If you want to consider this Ebola outbreak as a minimal standards stress test for a response by the World Health Organization to a giant flu pandemic (or zombie apocalypse!), the answer is “Yep, we’re all going to die,” according to a huge investigative reporting article by the New York Times last week.
True, U.S. health professionals and others have noted that if Ebola emerged in the United States (or another industrialized nation), it would almost certainly be controlled quickly because of generally greater access to and availability of controlled care, as well as the C.D.C.’s presence. Unfortunately, disease outbreaks and pandemics are far more likely to start in and rapidly spread through developing and underdeveloped nations, which lack both the C.D.C. and plenty of good hospitals. And that’s where the trouble starts.
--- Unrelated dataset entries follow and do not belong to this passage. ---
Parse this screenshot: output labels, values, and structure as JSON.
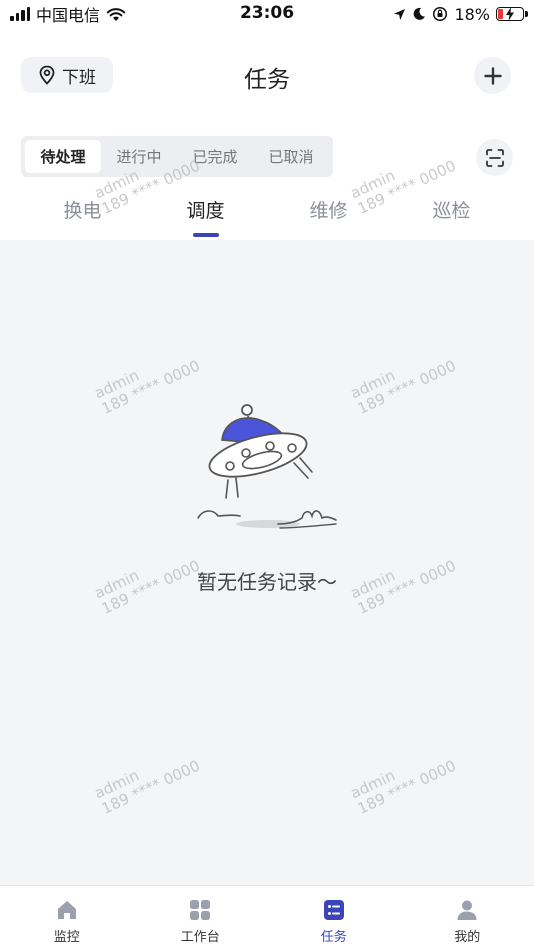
{
  "status_bar": {
    "carrier": "中国电信",
    "time": "23:06",
    "battery": "18%"
  },
  "header": {
    "offduty_label": "下班",
    "title": "任务"
  },
  "status_segment": [
    {
      "label": "待处理",
      "active": true
    },
    {
      "label": "进行中",
      "active": false
    },
    {
      "label": "已完成",
      "active": false
    },
    {
      "label": "已取消",
      "active": false
    }
  ],
  "category_tabs": [
    {
      "label": "换电",
      "active": false
    },
    {
      "label": "调度",
      "active": true
    },
    {
      "label": "维修",
      "active": false
    },
    {
      "label": "巡检",
      "active": false
    }
  ],
  "empty_state": {
    "message": "暂无任务记录～"
  },
  "watermark": {
    "user": "admin",
    "phone": "189 **** 0000"
  },
  "bottom_nav": [
    {
      "label": "监控",
      "icon": "home-icon",
      "active": false
    },
    {
      "label": "工作台",
      "icon": "grid-icon",
      "active": false
    },
    {
      "label": "任务",
      "icon": "task-list-icon",
      "active": true
    },
    {
      "label": "我的",
      "icon": "person-icon",
      "active": false
    }
  ],
  "colors": {
    "accent": "#3c44b9",
    "ufo_dome": "#4a55d9",
    "background": "#f4f5f7"
  }
}
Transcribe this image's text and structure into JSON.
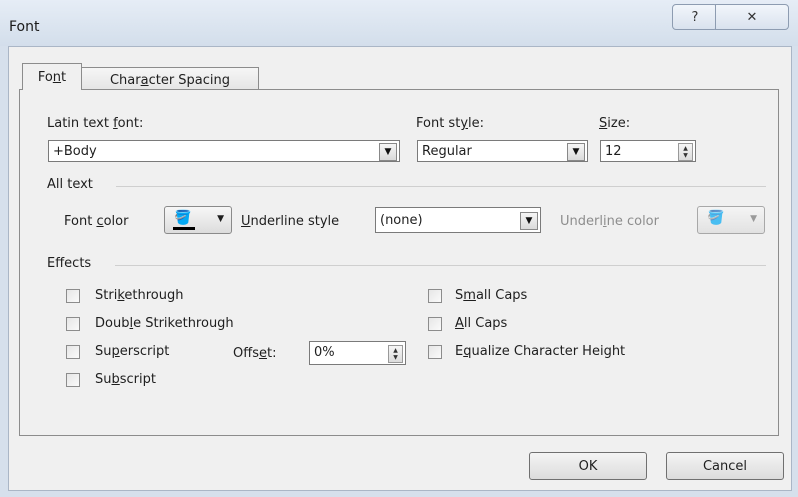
{
  "window": {
    "title": "Font",
    "help_icon": "?",
    "close_icon": "✕"
  },
  "tabs": [
    {
      "label_pre": "Fo",
      "label_key": "n",
      "label_post": "t",
      "active": true
    },
    {
      "label_pre": "Char",
      "label_key": "a",
      "label_post": "cter Spacing",
      "active": false
    }
  ],
  "font": {
    "latin_label_pre": "Latin text ",
    "latin_label_key": "f",
    "latin_label_post": "ont:",
    "latin_value": "+Body",
    "style_label_pre": "Font st",
    "style_label_key": "y",
    "style_label_post": "le:",
    "style_value": "Regular",
    "size_label_key": "S",
    "size_label_post": "ize:",
    "size_value": "12"
  },
  "all_text": {
    "group_label": "All text",
    "color_label_pre": "Font ",
    "color_label_key": "c",
    "color_label_post": "olor",
    "font_color": "#000000",
    "underline_style_label_key": "U",
    "underline_style_label_post": "nderline style",
    "underline_style_value": "(none)",
    "underline_color_label_pre": "Underl",
    "underline_color_label_key": "i",
    "underline_color_label_post": "ne color"
  },
  "effects": {
    "group_label": "Effects",
    "strikethrough": {
      "pre": "Stri",
      "key": "k",
      "post": "ethrough",
      "checked": false
    },
    "double_strikethrough": {
      "pre": "Doub",
      "key": "l",
      "post": "e Strikethrough",
      "checked": false
    },
    "superscript": {
      "pre": "Su",
      "key": "p",
      "post": "erscript",
      "checked": false
    },
    "subscript": {
      "pre": "Su",
      "key": "b",
      "post": "script",
      "checked": false
    },
    "offset_label_pre": "Offs",
    "offset_label_key": "e",
    "offset_label_post": "t:",
    "offset_value": "0%",
    "small_caps": {
      "pre": "S",
      "key": "m",
      "post": "all Caps",
      "checked": false
    },
    "all_caps": {
      "pre": "",
      "key": "A",
      "post": "ll Caps",
      "checked": false
    },
    "equalize": {
      "pre": "E",
      "key": "q",
      "post": "ualize Character Height",
      "checked": false
    }
  },
  "buttons": {
    "ok": "OK",
    "cancel": "Cancel"
  }
}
As the article reveals, the W.H.O. is severely under-staffed and under-funded, with just a fraction of the C.D.C.’s annual resources, despite theoretically advising the entire world. Their efforts to coordinate responses across national lines and even respond at all have been an omnishambles of lateness and ineffectiveness. Some of this is avoidable incompetence, but a lot of it comes back to the money issue. As it turns out, the W.H.O. gets only one-fifth of its annual budget from world governments (who have been cutting back anyway, following the global recession), which is a pretty disturbing testament to just how little governments spend relative to what they could be spending easily. The vast majority of the money comes from private donors, who nearly always bring an agenda with their contributions.
This tends to force the W.H.O. to spend a lot of money on rarer and narrower diseases (or on non-contagious health problems associated with affluent living standards) than on basics like malaria and the like. Moreover, the only time the private donor money goes to help fight disease outbreaks is when the outbreaks are in a developed nation or a non-industrialized country that also has a lot of rich people and business interests. The prime example cited was how money flooded in to help control and suppress the SARS outbreak 11 years ago, because it adversely affected the commerce of wealthy businessmen in China, Hong Kong, Taiwan, and other spots around the region. Once the outbreak ends, so does the cash flow.
Thus, the W.H.O. is underprepared and underresourced to combat disease outbreaks in countries with very low development, very high poverty, and not a lot of glamorous plutocrats willing to throw money at the problem. And since that’s where most of the potential pandemics are likely to break out and spread rapidly out of control, that’s not very re-assuring.
Thanks, budget hawks of the world! Thanks, misguided philanthropists! You are why we’re all going to be eaten by flu-ridden undead hordes.